Citizens Property Insurance officials will field questions today from state regulators on its request for a <a href="http://weblogs.sun-sentinel.com/business/realestate/housekeys/blog/2011/08/citizens_proposes_average_rate.html"target="new">25 percent</a> statewide average rate hike.
The overall increase would be smaller during the first year, but the premium change for individual policyholders could be much higher than the statewide average.
"This is not the time to be raising rates on the backs of our middle class, our working class," Rep. Darryl Rouson, D- St. Petersburg, said at a Policyholders of Florida gathering this morning. "We will stand up and fight outrageous hikes...It's about the economy [and] it's about trying to stay in our homes."
The group plans to bring busloads of policyholders to the Office of Insurance Regulation rate hearing today in Tampa to oppose the proposed increase.
Regulators are expected to ask state-backed Citizens, the largest home insurer in the state, how its proposed rates factor in benefits to insurers of <a href="http://weblogs.sun-sentinel.com/business/realestate/housekeys/blog/2011/05/scott_signs_sweeping_home_insu.html"target="new">sweeping property insurance law</a> passed this year.
They have until next week to rule on two different parts of the rate hike proposal, including Citizens' request for a statewide rate hike of 12 percent for policies that only cover windstorm damage.
State law limits the annual premium increase for Citizens policyholders at 10 percent, but the new law excluded sinkhole coverage from being subject to the cap.
That is why the overall 25 percent increase proposed includes a 428 percent increase for sinkholes, which would be capped at 50 percent for the first year.
Sinkhole coverage is required by some mortgage lenders but it does not affect renters, condo unit owners, and homeowners with multi-peril policies who choose not to purchase it. And most Citizens policyholders with sinkhole coverage will not be hit as hard as those in the Tampa area, where it's more common for the ground to shift and settle.
The insurer collected $32 million in sinkhole premiums in 2010 and projected paying out $245 million in claims expenses.
A Citizens customer and others at the Policyholders of Florida meeting railed against the new law, which was backed by the insurance industry.
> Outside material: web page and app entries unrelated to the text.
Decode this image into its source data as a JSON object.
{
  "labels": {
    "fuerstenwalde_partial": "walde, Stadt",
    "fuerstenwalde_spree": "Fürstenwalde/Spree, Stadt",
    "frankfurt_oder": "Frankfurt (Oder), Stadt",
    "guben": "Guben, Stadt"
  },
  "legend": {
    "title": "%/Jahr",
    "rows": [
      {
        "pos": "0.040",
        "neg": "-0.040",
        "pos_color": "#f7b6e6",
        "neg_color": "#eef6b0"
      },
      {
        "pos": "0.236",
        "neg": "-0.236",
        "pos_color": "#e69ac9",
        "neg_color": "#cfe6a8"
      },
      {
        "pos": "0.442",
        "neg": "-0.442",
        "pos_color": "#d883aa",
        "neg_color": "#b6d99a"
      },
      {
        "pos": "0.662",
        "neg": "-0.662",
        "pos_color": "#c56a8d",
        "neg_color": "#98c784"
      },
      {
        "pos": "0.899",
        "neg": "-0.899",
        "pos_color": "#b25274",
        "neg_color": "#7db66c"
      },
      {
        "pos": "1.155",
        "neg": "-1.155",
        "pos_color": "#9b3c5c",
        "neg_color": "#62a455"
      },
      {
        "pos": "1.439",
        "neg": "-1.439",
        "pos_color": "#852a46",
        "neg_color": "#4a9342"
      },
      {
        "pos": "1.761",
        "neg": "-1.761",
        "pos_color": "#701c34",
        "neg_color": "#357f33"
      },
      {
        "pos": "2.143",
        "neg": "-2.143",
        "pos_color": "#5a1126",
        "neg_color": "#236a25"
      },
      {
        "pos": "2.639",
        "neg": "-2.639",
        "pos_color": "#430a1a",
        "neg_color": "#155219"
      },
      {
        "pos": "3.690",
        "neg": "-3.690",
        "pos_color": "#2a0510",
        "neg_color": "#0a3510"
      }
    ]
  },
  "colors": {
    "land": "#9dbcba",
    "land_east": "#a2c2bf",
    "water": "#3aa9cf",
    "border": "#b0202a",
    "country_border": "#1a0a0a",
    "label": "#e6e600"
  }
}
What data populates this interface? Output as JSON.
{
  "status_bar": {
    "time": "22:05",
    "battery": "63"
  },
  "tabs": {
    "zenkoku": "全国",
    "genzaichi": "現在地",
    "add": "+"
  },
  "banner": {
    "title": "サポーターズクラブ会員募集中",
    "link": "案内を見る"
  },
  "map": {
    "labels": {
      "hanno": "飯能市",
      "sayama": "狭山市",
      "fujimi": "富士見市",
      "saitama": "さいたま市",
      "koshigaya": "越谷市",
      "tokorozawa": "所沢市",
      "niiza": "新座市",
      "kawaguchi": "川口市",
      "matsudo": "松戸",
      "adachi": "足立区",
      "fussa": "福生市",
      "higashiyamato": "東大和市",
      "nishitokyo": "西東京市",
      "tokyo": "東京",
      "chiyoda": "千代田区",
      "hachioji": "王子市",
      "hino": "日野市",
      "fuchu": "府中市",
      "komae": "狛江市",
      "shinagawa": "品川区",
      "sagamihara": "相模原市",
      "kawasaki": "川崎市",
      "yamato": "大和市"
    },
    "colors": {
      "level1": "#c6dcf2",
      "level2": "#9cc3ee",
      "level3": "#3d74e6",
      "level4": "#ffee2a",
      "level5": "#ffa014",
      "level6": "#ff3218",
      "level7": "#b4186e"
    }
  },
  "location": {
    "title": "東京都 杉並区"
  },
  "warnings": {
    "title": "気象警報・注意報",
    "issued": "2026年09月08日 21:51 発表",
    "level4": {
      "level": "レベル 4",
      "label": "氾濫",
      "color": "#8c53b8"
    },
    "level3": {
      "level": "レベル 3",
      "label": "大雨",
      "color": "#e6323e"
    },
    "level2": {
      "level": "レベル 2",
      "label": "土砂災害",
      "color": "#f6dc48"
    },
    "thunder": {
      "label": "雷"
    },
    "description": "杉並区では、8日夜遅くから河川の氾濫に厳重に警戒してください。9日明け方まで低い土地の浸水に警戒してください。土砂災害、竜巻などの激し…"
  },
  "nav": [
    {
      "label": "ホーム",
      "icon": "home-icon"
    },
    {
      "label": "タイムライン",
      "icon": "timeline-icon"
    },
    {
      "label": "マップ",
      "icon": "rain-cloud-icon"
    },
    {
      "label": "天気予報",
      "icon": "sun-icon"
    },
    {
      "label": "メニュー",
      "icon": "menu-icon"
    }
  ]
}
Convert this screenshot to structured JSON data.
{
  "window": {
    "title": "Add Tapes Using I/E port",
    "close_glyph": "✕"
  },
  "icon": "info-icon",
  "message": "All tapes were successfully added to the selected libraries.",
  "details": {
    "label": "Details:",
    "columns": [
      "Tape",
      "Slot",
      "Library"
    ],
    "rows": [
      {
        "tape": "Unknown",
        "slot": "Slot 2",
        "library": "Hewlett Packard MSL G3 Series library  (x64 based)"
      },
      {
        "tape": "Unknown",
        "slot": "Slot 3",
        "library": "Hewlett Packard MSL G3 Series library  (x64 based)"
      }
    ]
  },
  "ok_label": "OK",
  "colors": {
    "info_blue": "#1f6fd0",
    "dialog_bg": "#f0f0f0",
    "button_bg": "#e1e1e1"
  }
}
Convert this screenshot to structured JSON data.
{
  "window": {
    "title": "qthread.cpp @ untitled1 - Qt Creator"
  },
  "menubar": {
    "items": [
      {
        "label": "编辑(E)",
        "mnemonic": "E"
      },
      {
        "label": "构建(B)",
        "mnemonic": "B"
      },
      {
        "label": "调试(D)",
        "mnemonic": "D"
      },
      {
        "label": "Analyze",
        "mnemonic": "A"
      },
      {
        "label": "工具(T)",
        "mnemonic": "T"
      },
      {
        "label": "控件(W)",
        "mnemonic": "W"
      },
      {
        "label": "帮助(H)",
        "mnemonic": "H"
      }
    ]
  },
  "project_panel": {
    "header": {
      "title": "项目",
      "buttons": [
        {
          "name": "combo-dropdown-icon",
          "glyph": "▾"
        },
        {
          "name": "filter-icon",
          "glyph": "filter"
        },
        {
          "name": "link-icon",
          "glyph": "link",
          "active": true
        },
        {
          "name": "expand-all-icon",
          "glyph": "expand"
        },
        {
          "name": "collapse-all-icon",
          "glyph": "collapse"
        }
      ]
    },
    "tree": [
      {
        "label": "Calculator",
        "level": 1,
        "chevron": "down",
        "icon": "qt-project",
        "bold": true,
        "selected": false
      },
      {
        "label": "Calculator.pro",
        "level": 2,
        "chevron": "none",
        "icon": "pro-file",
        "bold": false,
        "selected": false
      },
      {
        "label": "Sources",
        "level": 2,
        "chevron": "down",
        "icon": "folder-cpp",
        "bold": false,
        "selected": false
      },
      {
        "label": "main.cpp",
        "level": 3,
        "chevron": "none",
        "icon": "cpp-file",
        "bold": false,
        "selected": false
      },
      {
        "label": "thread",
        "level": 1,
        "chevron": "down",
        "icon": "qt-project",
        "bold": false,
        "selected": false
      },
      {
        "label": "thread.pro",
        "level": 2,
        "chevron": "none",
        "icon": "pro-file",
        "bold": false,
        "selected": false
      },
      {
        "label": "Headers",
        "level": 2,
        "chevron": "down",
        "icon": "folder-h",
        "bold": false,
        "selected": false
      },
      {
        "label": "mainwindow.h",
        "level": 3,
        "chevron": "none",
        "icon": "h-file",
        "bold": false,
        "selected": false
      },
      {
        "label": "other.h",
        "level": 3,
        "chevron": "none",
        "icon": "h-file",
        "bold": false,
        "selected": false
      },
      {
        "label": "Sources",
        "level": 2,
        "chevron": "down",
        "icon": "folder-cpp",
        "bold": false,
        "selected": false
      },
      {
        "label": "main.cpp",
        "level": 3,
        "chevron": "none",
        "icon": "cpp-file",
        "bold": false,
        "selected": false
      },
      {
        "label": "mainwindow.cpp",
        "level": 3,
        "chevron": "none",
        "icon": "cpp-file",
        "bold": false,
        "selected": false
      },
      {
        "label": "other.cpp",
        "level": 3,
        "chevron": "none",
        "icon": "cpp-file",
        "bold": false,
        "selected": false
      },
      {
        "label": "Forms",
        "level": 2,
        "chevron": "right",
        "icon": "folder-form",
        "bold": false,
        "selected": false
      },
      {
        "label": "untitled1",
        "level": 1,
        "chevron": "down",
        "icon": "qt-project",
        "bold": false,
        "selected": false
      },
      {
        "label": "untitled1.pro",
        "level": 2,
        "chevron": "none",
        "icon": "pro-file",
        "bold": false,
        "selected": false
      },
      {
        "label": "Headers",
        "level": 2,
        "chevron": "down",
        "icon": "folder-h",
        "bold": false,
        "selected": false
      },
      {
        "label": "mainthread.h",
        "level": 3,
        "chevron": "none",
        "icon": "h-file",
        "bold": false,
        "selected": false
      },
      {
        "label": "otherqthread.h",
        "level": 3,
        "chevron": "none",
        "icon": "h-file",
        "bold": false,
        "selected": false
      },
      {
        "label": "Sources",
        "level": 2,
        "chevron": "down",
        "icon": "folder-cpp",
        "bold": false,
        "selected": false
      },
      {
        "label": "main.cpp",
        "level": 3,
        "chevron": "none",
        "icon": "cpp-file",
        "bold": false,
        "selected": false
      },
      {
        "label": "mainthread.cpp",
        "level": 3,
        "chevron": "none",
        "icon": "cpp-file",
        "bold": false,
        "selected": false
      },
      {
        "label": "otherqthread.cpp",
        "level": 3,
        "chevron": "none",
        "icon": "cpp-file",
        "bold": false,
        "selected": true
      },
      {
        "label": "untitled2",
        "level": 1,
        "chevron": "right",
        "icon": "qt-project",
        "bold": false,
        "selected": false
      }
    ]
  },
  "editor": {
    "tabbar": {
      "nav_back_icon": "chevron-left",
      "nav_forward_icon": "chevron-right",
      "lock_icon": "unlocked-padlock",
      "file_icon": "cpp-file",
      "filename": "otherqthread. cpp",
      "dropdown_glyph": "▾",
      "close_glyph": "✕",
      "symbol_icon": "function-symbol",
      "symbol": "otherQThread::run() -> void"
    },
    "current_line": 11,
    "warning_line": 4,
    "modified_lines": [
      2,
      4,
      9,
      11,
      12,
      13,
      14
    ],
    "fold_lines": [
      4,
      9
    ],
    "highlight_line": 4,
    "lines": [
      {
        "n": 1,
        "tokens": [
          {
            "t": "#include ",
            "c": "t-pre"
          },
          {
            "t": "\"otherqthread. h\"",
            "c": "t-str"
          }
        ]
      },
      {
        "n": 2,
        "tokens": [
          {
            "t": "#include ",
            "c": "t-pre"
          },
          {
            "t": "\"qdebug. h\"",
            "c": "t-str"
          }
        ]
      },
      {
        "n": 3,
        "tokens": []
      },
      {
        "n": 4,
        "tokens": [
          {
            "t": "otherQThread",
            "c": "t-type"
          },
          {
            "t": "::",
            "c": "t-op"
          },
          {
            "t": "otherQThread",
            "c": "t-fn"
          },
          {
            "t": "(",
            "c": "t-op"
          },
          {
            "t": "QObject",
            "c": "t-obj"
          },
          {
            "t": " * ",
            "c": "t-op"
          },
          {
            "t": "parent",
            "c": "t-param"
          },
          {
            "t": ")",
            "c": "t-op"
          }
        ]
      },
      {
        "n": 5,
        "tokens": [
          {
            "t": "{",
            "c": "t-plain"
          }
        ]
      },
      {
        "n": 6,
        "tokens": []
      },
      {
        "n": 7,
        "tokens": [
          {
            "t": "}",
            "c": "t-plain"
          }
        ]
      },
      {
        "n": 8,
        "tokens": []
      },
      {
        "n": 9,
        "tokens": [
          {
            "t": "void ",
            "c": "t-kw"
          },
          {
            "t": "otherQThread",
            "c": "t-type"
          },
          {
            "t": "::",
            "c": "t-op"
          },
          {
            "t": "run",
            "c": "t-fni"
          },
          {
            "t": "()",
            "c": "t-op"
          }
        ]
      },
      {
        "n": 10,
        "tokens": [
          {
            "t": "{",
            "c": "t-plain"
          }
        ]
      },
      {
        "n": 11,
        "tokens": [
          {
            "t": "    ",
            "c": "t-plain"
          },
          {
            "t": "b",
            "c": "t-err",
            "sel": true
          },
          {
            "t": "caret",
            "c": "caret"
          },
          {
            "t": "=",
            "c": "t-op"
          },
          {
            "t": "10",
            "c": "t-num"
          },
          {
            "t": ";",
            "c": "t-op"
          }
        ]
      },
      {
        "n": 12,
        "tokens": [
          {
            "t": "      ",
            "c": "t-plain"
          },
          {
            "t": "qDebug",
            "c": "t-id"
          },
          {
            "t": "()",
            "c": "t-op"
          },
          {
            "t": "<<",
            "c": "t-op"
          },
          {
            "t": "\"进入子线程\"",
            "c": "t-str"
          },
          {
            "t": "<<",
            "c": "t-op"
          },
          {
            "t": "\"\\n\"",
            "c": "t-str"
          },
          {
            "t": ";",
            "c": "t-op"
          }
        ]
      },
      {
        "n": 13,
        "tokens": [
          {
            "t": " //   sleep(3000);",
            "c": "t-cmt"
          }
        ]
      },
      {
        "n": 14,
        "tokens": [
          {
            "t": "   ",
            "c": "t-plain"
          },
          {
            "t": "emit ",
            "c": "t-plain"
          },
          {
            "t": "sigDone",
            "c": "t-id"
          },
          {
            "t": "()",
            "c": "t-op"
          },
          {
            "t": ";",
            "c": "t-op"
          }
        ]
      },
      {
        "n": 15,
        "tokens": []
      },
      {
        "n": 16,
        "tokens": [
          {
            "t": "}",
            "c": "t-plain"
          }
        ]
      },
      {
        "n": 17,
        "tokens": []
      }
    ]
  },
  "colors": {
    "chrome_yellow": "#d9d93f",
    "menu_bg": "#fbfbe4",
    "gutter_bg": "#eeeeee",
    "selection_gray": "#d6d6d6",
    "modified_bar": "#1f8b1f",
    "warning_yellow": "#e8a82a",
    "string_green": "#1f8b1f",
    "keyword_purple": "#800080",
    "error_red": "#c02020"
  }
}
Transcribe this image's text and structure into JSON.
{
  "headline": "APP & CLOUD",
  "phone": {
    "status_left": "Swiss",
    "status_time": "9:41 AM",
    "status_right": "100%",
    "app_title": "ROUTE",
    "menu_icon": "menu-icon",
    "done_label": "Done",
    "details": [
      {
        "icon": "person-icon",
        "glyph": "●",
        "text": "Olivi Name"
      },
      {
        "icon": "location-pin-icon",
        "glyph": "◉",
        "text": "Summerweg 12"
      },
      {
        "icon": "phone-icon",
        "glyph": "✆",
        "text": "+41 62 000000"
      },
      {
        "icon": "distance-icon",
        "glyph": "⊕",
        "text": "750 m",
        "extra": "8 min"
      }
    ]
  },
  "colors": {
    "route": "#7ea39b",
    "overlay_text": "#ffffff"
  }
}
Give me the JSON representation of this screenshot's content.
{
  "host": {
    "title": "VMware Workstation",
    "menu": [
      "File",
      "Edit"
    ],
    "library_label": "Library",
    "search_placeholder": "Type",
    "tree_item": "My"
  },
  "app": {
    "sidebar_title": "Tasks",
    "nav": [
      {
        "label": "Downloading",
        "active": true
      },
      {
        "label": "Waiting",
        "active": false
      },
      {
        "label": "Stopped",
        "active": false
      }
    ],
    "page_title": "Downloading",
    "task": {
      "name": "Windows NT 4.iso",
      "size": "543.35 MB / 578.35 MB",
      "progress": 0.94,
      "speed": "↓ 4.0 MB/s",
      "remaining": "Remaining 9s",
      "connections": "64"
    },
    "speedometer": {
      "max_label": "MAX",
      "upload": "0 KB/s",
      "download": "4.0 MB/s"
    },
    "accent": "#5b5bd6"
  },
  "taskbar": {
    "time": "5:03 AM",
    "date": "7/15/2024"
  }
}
Sen. Mike Fasano, R-New Port Richey slammed Citizens for another “backdoor way” of raising rates: increasing premiums based on estimating <a href="http://www.sun-sentinel.com/business/fl-citizens-premiums-rise-20110415,0,7081468.story"target="new">higher rebuilding costs</a>, since that is not subject to the annual cap on Citizens' premium increases.
Consumers can send comments to regulators about the proposed rates by <a href="mailto:RateHearings@floir.com">emailing them</a> with "Citizens" in the subject line.
The OIR rate hearing is at 4 p.m. and can be viewed <a href="http://thefloridachannel.org"target="new">live online.</a>
<em>Updated at 10:55 a.m.</em>